_Entries shown_
○ ○ ○

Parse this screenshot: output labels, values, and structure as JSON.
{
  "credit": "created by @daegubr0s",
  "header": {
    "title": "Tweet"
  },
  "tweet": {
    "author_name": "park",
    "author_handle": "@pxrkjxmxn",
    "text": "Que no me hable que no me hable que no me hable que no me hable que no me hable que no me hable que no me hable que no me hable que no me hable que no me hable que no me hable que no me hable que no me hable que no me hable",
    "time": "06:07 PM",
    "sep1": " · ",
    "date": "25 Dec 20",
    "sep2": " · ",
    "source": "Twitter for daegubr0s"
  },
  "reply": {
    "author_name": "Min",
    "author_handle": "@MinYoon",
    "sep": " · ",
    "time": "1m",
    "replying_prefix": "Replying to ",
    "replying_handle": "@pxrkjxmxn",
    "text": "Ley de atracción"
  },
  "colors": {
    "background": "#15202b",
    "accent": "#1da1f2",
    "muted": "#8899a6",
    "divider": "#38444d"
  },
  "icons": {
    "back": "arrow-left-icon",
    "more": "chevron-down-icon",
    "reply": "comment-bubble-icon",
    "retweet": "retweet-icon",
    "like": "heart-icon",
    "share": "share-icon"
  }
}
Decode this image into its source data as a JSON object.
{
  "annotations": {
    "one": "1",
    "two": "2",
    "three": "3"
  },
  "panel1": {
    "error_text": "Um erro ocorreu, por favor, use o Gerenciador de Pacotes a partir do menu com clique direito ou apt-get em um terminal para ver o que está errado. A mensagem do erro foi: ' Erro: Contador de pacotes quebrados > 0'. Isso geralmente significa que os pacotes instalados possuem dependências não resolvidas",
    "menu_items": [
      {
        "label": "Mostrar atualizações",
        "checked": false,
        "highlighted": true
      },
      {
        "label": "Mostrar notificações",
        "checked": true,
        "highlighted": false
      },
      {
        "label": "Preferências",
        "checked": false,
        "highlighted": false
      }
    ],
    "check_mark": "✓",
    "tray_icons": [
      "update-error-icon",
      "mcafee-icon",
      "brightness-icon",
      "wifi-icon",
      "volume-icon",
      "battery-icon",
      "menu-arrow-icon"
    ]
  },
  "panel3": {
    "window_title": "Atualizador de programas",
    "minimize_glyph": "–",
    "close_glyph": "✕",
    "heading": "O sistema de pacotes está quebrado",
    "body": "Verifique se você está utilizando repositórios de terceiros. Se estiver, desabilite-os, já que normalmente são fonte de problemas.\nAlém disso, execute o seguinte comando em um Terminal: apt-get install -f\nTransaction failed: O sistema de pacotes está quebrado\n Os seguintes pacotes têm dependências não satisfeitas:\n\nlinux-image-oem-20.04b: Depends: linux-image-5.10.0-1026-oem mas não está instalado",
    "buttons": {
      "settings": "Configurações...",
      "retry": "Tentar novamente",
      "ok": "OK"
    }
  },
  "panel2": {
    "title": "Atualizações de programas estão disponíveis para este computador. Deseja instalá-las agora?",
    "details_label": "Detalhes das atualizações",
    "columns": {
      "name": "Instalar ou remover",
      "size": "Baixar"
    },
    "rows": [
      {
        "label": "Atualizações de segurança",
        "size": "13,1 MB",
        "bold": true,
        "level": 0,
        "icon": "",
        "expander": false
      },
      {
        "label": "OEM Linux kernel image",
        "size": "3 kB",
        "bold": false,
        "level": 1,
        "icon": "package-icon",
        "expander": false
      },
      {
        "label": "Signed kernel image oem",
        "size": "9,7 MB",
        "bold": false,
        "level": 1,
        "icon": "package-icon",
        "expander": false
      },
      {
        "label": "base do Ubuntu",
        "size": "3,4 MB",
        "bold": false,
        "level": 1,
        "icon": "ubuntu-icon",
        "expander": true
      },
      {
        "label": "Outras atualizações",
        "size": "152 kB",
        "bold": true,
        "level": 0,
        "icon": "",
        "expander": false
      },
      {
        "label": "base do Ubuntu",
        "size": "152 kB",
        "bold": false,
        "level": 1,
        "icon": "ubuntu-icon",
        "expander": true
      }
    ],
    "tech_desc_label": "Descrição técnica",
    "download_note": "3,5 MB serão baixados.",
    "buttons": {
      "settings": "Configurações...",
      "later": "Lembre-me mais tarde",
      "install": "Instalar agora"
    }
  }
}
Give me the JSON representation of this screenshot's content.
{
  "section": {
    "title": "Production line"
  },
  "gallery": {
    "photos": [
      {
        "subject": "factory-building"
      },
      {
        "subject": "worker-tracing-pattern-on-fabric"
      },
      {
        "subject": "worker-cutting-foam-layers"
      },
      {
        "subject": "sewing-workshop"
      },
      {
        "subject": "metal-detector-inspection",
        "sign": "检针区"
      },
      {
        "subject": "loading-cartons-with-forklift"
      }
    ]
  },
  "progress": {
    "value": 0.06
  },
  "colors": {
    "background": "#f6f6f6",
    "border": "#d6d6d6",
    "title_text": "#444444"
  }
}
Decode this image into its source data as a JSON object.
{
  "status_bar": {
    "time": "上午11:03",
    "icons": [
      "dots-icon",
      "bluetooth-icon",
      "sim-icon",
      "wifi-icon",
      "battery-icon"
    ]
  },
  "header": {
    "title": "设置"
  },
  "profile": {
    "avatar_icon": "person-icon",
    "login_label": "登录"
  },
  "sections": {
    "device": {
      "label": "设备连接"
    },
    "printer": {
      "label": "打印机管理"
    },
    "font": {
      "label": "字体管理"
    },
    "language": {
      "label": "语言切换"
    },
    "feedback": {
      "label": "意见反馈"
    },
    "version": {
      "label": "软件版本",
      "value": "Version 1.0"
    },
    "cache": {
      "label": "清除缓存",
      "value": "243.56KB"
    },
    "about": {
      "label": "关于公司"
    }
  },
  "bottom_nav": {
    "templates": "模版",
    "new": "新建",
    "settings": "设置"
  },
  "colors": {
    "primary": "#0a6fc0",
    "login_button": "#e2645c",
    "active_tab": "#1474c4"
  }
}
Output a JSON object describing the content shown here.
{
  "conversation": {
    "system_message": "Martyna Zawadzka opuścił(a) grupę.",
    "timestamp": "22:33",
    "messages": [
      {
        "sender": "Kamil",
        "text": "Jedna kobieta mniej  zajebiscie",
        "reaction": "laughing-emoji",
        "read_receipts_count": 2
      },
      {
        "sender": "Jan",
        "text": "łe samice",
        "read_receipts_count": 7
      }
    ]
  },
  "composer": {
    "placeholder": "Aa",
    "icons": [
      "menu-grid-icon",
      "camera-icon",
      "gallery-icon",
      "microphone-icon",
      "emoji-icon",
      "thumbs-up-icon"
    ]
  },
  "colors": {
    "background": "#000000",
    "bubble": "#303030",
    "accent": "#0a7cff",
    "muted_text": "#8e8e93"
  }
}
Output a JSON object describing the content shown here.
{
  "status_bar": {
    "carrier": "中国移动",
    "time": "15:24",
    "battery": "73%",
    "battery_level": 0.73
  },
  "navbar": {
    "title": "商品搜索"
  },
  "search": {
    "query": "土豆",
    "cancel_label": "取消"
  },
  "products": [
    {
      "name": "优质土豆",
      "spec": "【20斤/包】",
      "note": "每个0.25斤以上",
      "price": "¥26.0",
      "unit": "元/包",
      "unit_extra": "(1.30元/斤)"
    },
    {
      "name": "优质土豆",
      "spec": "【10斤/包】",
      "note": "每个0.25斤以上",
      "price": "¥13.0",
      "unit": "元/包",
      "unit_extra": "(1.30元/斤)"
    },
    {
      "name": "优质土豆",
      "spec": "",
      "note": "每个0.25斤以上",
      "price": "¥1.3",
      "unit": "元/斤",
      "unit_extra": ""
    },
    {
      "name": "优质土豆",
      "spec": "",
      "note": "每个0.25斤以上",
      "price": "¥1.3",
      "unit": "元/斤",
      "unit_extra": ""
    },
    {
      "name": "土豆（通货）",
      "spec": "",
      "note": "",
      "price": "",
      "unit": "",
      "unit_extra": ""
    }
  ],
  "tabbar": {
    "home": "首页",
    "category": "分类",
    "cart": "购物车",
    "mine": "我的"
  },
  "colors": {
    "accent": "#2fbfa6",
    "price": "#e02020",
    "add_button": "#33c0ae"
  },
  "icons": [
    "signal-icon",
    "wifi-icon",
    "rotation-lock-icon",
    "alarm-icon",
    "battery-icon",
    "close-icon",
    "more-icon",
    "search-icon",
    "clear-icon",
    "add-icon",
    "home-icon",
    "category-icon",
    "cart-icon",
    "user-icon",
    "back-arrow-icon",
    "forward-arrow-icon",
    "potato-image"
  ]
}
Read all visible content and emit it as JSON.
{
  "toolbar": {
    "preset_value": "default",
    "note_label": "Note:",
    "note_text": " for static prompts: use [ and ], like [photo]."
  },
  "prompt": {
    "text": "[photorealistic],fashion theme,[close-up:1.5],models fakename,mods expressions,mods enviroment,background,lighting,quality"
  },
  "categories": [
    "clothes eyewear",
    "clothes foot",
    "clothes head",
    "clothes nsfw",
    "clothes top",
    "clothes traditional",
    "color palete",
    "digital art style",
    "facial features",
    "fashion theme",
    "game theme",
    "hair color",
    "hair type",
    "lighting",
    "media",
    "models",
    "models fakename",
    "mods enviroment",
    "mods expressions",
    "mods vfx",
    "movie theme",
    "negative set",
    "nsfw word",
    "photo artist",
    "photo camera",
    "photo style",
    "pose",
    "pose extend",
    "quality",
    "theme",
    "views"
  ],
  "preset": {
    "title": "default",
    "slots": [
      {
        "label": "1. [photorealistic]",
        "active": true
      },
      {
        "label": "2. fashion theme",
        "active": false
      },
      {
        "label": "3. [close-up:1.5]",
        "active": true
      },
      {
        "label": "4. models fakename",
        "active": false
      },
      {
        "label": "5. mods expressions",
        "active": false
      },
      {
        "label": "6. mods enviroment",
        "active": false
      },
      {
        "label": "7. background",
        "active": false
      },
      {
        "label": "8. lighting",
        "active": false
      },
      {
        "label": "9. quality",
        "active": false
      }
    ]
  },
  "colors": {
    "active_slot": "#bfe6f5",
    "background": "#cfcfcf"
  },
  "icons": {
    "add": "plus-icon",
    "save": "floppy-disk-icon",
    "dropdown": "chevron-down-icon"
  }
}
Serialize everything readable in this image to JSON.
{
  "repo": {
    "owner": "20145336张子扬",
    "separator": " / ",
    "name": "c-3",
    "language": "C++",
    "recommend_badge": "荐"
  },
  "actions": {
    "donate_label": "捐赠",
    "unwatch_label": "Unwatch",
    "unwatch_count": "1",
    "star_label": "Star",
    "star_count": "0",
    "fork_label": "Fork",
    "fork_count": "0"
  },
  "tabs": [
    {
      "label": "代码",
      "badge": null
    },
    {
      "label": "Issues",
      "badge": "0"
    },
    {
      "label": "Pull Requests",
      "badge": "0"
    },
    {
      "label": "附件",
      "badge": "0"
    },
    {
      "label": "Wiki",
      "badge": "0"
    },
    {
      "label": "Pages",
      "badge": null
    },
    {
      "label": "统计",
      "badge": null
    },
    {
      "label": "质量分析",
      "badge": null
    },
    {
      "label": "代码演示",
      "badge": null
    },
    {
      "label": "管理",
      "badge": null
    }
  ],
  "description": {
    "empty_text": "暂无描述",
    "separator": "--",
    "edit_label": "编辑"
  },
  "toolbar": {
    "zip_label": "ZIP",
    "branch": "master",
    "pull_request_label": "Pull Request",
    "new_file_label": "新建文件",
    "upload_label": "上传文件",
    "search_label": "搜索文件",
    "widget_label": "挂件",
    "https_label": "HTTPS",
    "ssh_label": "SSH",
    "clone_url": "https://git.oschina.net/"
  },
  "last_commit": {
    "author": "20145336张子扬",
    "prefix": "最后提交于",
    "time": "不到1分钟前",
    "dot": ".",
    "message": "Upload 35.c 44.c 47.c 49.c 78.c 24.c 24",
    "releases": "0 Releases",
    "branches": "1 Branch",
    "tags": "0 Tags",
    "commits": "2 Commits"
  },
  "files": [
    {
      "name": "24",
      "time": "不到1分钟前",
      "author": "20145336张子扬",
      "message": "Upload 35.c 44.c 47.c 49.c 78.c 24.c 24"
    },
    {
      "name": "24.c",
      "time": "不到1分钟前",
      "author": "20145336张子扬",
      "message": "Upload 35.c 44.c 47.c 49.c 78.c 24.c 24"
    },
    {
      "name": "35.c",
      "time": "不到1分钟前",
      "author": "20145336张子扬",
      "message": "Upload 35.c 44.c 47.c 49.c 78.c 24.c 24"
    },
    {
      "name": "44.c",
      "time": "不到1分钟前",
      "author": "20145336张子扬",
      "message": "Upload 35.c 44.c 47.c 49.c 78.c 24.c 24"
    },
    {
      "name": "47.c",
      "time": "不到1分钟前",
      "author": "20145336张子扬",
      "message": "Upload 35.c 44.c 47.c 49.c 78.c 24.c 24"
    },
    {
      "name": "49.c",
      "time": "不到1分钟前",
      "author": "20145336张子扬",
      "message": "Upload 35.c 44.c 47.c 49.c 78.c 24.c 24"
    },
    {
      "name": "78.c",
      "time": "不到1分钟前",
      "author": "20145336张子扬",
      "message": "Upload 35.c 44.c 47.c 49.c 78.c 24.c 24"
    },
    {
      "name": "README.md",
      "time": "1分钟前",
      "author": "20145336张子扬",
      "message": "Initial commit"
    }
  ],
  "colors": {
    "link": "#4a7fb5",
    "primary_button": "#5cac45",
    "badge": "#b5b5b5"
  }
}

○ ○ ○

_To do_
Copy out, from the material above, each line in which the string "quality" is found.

_Answer to the exercise_
    "text": "[photorealistic],fashion theme,[close-up:1.5],models fakename,mods expressions,mods enviroment,background,lighting,quality"
    "quality",
        "label": "9. quality",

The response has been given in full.